**ACTIVITY**.
Please read the records below and return each line holding the string "PARIS".

▽

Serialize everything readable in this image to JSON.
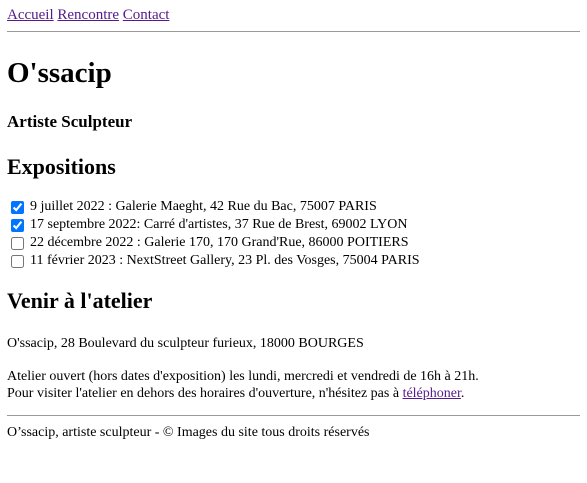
{
  "nav": {
    "links": [
      "Accueil",
      "Rencontre",
      "Contact"
    ],
    "link_color": "#551a8b"
  },
  "header": {
    "title": "O'ssacip",
    "subtitle": "Artiste Sculpteur"
  },
  "expositions": {
    "heading": "Expositions",
    "items": [
      {
        "label": "9 juillet 2022 : Galerie Maeght, 42 Rue du Bac, 75007 PARIS",
        "checked": true
      },
      {
        "label": "17 septembre 2022: Carré d'artistes, 37 Rue de Brest, 69002 LYON",
        "checked": true
      },
      {
        "label": "22 décembre 2022 : Galerie 170, 170 Grand'Rue, 86000 POITIERS",
        "checked": false
      },
      {
        "label": "11 février 2023 : NextStreet Gallery, 23 Pl. des Vosges, 75004 PARIS",
        "checked": false
      }
    ]
  },
  "atelier": {
    "heading": "Venir à l'atelier",
    "address": "O'ssacip, 28 Boulevard du sculpteur furieux, 18000 BOURGES",
    "hours_line": "Atelier ouvert (hors dates d'exposition) les lundi, mercredi et vendredi de 16h à 21h.",
    "visit_text": "Pour visiter l'atelier en dehors des horaires d'ouverture, n'hésitez pas à",
    "phone_link": "téléphoner",
    "visit_end": "."
  },
  "footer": {
    "text": "O’ssacip, artiste sculpteur - © Images du site tous droits réservés"
  }
}
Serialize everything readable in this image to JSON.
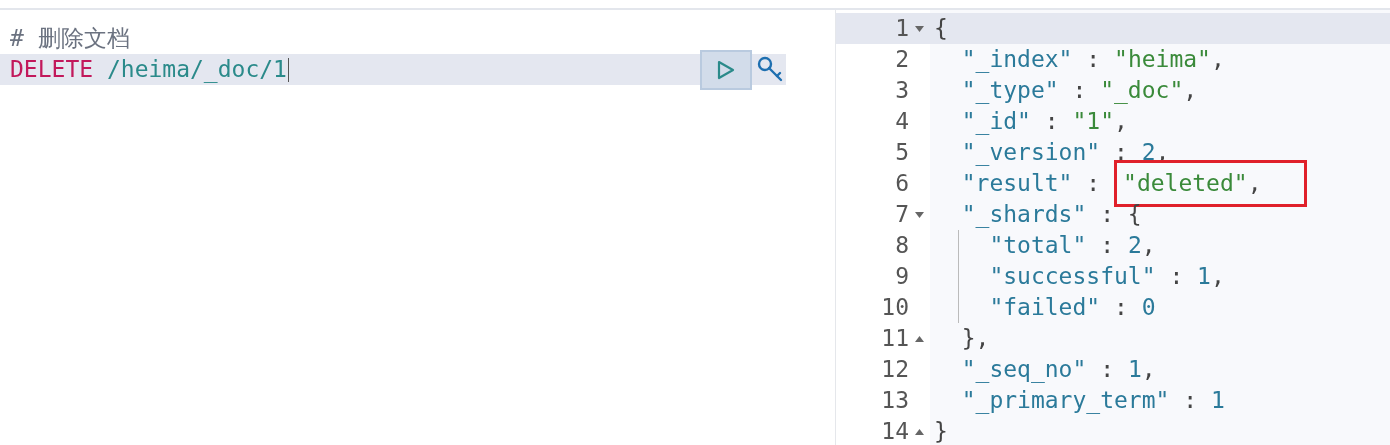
{
  "request_editor": {
    "lines": [
      {
        "current": false,
        "tokens": [
          {
            "kind": "comment",
            "text": "# 删除文档"
          }
        ]
      },
      {
        "current": true,
        "tokens": [
          {
            "kind": "method",
            "text": "DELETE"
          },
          {
            "kind": "url",
            "text": " /heima/_doc/1"
          }
        ]
      }
    ]
  },
  "response_viewer": {
    "lines": [
      {
        "number": "1",
        "kind": "open",
        "current": true,
        "tokens": [
          {
            "kind": "punct",
            "text": "{"
          }
        ]
      },
      {
        "number": "2",
        "current": false,
        "tokens": [
          {
            "kind": "key",
            "text": "  \"_index\""
          },
          {
            "kind": "punct",
            "text": " : "
          },
          {
            "kind": "string",
            "text": "\"heima\""
          },
          {
            "kind": "punct",
            "text": ","
          }
        ]
      },
      {
        "number": "3",
        "current": false,
        "tokens": [
          {
            "kind": "key",
            "text": "  \"_type\""
          },
          {
            "kind": "punct",
            "text": " : "
          },
          {
            "kind": "string",
            "text": "\"_doc\""
          },
          {
            "kind": "punct",
            "text": ","
          }
        ]
      },
      {
        "number": "4",
        "current": false,
        "tokens": [
          {
            "kind": "key",
            "text": "  \"_id\""
          },
          {
            "kind": "punct",
            "text": " : "
          },
          {
            "kind": "string",
            "text": "\"1\""
          },
          {
            "kind": "punct",
            "text": ","
          }
        ]
      },
      {
        "number": "5",
        "current": false,
        "tokens": [
          {
            "kind": "key",
            "text": "  \"_version\""
          },
          {
            "kind": "punct",
            "text": " : "
          },
          {
            "kind": "number",
            "text": "2"
          },
          {
            "kind": "punct",
            "text": ","
          }
        ]
      },
      {
        "number": "6",
        "current": false,
        "tokens": [
          {
            "kind": "key",
            "text": "  \"result\""
          },
          {
            "kind": "punct",
            "text": " : "
          },
          {
            "kind": "string",
            "text": "\"deleted\"",
            "highlighted": true
          },
          {
            "kind": "punct",
            "text": ",",
            "highlighted": true
          }
        ]
      },
      {
        "number": "7",
        "kind": "open",
        "current": false,
        "tokens": [
          {
            "kind": "key",
            "text": "  \"_shards\""
          },
          {
            "kind": "punct",
            "text": " : {"
          }
        ]
      },
      {
        "number": "8",
        "current": false,
        "guide": true,
        "tokens": [
          {
            "kind": "key",
            "text": "    \"total\""
          },
          {
            "kind": "punct",
            "text": " : "
          },
          {
            "kind": "number",
            "text": "2"
          },
          {
            "kind": "punct",
            "text": ","
          }
        ]
      },
      {
        "number": "9",
        "current": false,
        "guide": true,
        "tokens": [
          {
            "kind": "key",
            "text": "    \"successful\""
          },
          {
            "kind": "punct",
            "text": " : "
          },
          {
            "kind": "number",
            "text": "1"
          },
          {
            "kind": "punct",
            "text": ","
          }
        ]
      },
      {
        "number": "10",
        "current": false,
        "guide": true,
        "tokens": [
          {
            "kind": "key",
            "text": "    \"failed\""
          },
          {
            "kind": "punct",
            "text": " : "
          },
          {
            "kind": "number",
            "text": "0"
          }
        ]
      },
      {
        "number": "11",
        "kind": "close",
        "current": false,
        "tokens": [
          {
            "kind": "punct",
            "text": "  },"
          }
        ]
      },
      {
        "number": "12",
        "current": false,
        "tokens": [
          {
            "kind": "key",
            "text": "  \"_seq_no\""
          },
          {
            "kind": "punct",
            "text": " : "
          },
          {
            "kind": "number",
            "text": "1"
          },
          {
            "kind": "punct",
            "text": ","
          }
        ]
      },
      {
        "number": "13",
        "current": false,
        "tokens": [
          {
            "kind": "key",
            "text": "  \"_primary_term\""
          },
          {
            "kind": "punct",
            "text": " : "
          },
          {
            "kind": "number",
            "text": "1"
          }
        ]
      },
      {
        "number": "14",
        "kind": "close",
        "current": false,
        "tokens": [
          {
            "kind": "punct",
            "text": "}"
          }
        ]
      }
    ]
  }
}
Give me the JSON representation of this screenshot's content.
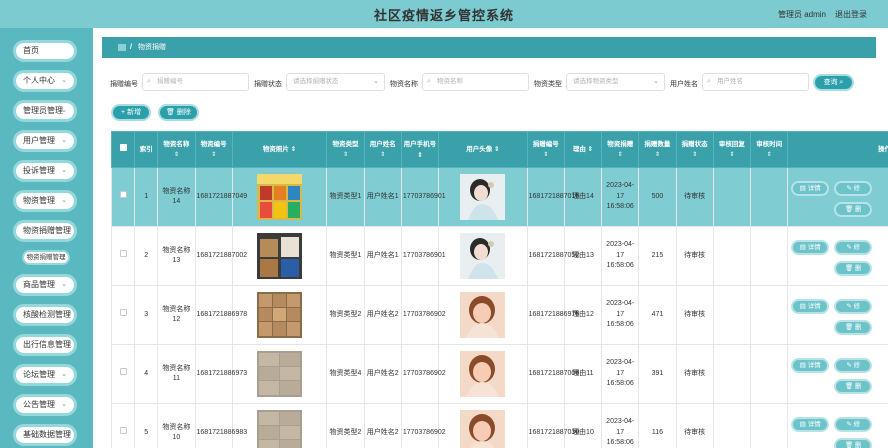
{
  "header": {
    "title": "社区疫情返乡管控系统",
    "admin_label": "管理员 admin",
    "logout_label": "退出登录"
  },
  "sidebar": {
    "items": [
      {
        "label": "首页",
        "has_chevron": false
      },
      {
        "label": "个人中心",
        "has_chevron": true
      },
      {
        "label": "管理员管理",
        "has_chevron": true
      },
      {
        "label": "用户管理",
        "has_chevron": true
      },
      {
        "label": "投诉管理",
        "has_chevron": true
      },
      {
        "label": "物资管理",
        "has_chevron": true
      },
      {
        "label": "物资捐赠管理",
        "has_chevron": false
      },
      {
        "label": "商品管理",
        "has_chevron": true
      },
      {
        "label": "核酸检测管理",
        "has_chevron": false
      },
      {
        "label": "出行信息管理",
        "has_chevron": false
      },
      {
        "label": "论坛管理",
        "has_chevron": true
      },
      {
        "label": "公告管理",
        "has_chevron": true
      },
      {
        "label": "基础数据管理",
        "has_chevron": false
      }
    ],
    "submenu": {
      "label": "物资捐赠管理"
    }
  },
  "breadcrumb": {
    "current": "物资捐赠"
  },
  "filters": {
    "donation_no": {
      "label": "捐赠编号",
      "placeholder": "捐赠编号"
    },
    "donation_status": {
      "label": "捐赠状态",
      "placeholder": "请选择捐赠状态"
    },
    "goods_name": {
      "label": "物资名称",
      "placeholder": "物资名称"
    },
    "goods_type": {
      "label": "物资类型",
      "placeholder": "请选择物资类型"
    },
    "user_name": {
      "label": "用户姓名",
      "placeholder": "用户姓名"
    },
    "query_button": "查询"
  },
  "actions": {
    "add": "新增",
    "delete": "删除"
  },
  "table": {
    "headers": [
      "索引",
      "物资名称",
      "物资编号",
      "物资照片",
      "物资类型",
      "用户姓名",
      "用户手机号",
      "用户头像",
      "捐赠编号",
      "理由",
      "物资捐赠",
      "捐赠数量",
      "捐赠状态",
      "审核回复",
      "审核时间",
      "操作"
    ],
    "row_actions": {
      "detail": "详情",
      "edit": "修",
      "delete": "删"
    },
    "rows": [
      {
        "index": "1",
        "goods_name": "物资名称14",
        "goods_no": "1681721887049",
        "goods_type": "物资类型1",
        "user_name": "用户姓名1",
        "phone": "17703786901",
        "donation_no": "1681721887015",
        "reason": "理由14",
        "time": "2023-04-17 16:58:06",
        "quantity": "500",
        "status": "待审核",
        "review_reply": "",
        "review_time": "",
        "selected": true,
        "goods_img": "boxes-yellow-icon",
        "avatar": "woman-avatar-icon"
      },
      {
        "index": "2",
        "goods_name": "物资名称13",
        "goods_no": "1681721887002",
        "goods_type": "物资类型1",
        "user_name": "用户姓名1",
        "phone": "17703786901",
        "donation_no": "1681721887052",
        "reason": "理由13",
        "time": "2023-04-17 16:58:06",
        "quantity": "215",
        "status": "待审核",
        "review_reply": "",
        "review_time": "",
        "selected": false,
        "goods_img": "boxes-dark-icon",
        "avatar": "woman-avatar-icon"
      },
      {
        "index": "3",
        "goods_name": "物资名称12",
        "goods_no": "1681721886978",
        "goods_type": "物资类型2",
        "user_name": "用户姓名2",
        "phone": "17703786902",
        "donation_no": "1681721886975",
        "reason": "理由12",
        "time": "2023-04-17 16:58:06",
        "quantity": "471",
        "status": "待审核",
        "review_reply": "",
        "review_time": "",
        "selected": false,
        "goods_img": "boxes-brown-icon",
        "avatar": "girl-avatar-icon"
      },
      {
        "index": "4",
        "goods_name": "物资名称11",
        "goods_no": "1681721886973",
        "goods_type": "物资类型4",
        "user_name": "用户姓名2",
        "phone": "17703786902",
        "donation_no": "1681721887006",
        "reason": "理由11",
        "time": "2023-04-17 16:58:06",
        "quantity": "391",
        "status": "待审核",
        "review_reply": "",
        "review_time": "",
        "selected": false,
        "goods_img": "boxes-stack-icon",
        "avatar": "girl-avatar-icon"
      },
      {
        "index": "5",
        "goods_name": "物资名称10",
        "goods_no": "1681721886983",
        "goods_type": "物资类型2",
        "user_name": "用户姓名2",
        "phone": "17703786902",
        "donation_no": "1681721887030",
        "reason": "理由10",
        "time": "2023-04-17 16:58:06",
        "quantity": "116",
        "status": "待审核",
        "review_reply": "",
        "review_time": "",
        "selected": false,
        "goods_img": "boxes-stack-icon",
        "avatar": "girl-avatar-icon"
      }
    ]
  },
  "colors": {
    "header_bg": "#7ccbd0",
    "sidebar_bg": "#5ab8c0",
    "accent": "#3aa1ab",
    "selected_row": "#7fcdd3"
  }
}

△

**ANSWER TO THE PROBLEM**.
        "label": "9 juillet 2022 : Galerie Maeght, 42 Rue du Bac, 75007 PARIS",
        "label": "11 février 2023 : NextStreet Gallery, 23 Pl. des Vosges, 75004 PARIS",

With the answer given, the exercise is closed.